If you were with us for And More Water – Part I, you saw the cisterns that we put in to capture rain water from the house. Yesterday I finally got around to completing the system.
When I built the cistern, I left a 2″ stub up in order to draw water out of the cistern and pump it to various hose bibs. As you can see below, I finally completed the connection and put the pump in place. The smaller 3/4″ line delivers water to the four corners of my porch so that I can irrigate the garden, orchard, etc.
Though I have 120v outlet available, I decided to go with a 12v “on demand” pump. I figured It would come in handy to have a 12v pump for other projects, and the “on demand” feature means I don’t need a tank and pressure relay – it’s built in. Any time the pump senses a pressure drop (opening a spigot) it turns the pump on. I have a small trickle charger connected to the battery to keep it charged up. I could have gone solar, but already had the components to make it work.

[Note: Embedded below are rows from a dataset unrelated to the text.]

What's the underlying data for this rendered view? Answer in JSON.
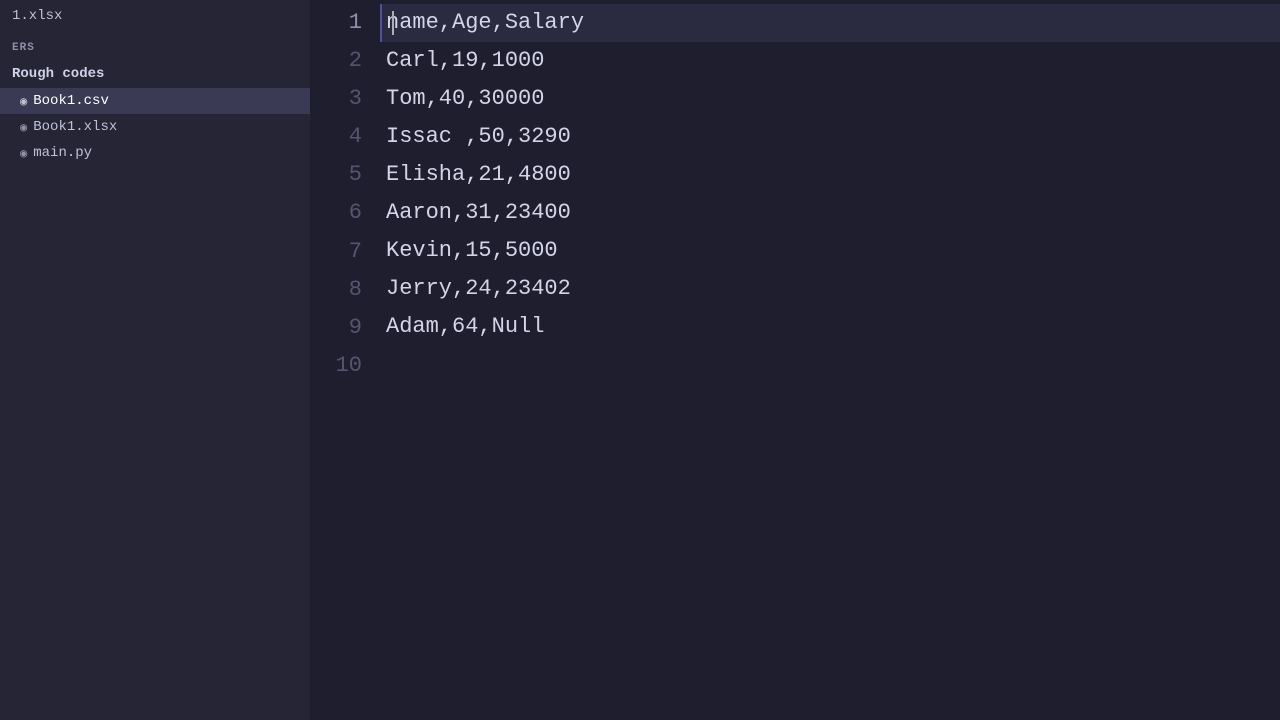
{
  "sidebar": {
    "top_file": "1.xlsx",
    "section_header": "ERS",
    "folder_label": "Rough codes",
    "items": [
      {
        "label": "Book1.csv",
        "icon": "📄",
        "active": true
      },
      {
        "label": "Book1.xlsx",
        "icon": "📊",
        "active": false
      },
      {
        "label": "main.py",
        "icon": "🐍",
        "active": false
      }
    ]
  },
  "editor": {
    "lines": [
      {
        "number": "1",
        "content": "name,Age,Salary",
        "active": true
      },
      {
        "number": "2",
        "content": "Carl,19,1000"
      },
      {
        "number": "3",
        "content": "Tom,40,30000"
      },
      {
        "number": "4",
        "content": "Issac ,50,3290"
      },
      {
        "number": "5",
        "content": "Elisha,21,4800"
      },
      {
        "number": "6",
        "content": "Aaron,31,23400"
      },
      {
        "number": "7",
        "content": "Kevin,15,5000"
      },
      {
        "number": "8",
        "content": "Jerry,24,23402"
      },
      {
        "number": "9",
        "content": "Adam,64,Null"
      },
      {
        "number": "10",
        "content": ""
      }
    ]
  }
}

In order to make it more attractive, and to protect the equipment, I used some landscaping blocks left by the previous owner to make it look like a well. Someday I may even put a roof on it (and clean up those mounds of dirt left over from digging the overflow pond).
Of course things never go quite as planned. In the final picture you can see that I had to make a repair to the distribution lines. I had a small crack in the PVC “T” where the riser (galvanized steel) came up to the hose bib. I guess I got overzealous tightening it. Of course this has happened to me before and I always swear that I will never screw a steel male nipple into a plastic female fitting, but I do. I was told by another fellow that he always uses Teflon pipe dope AND Teflon tape on all his jobs, so I took to doing that here to ensure I wouldn’t have a leak, thus mitigating the need to over tighten. You can also see from that photo that I’ve left a short piece that will allow for future expansion out into the soon to be orchard.
All-in-all, the system works just as I had envisioned it. I can water my future plants with superior rainwater. And as an added bonus, we now have a redundant water supply in the event my well ever has issues – I can back feed the cistern water into my house supply. I don’t think I would drink it, but certainly good for washing and flushing.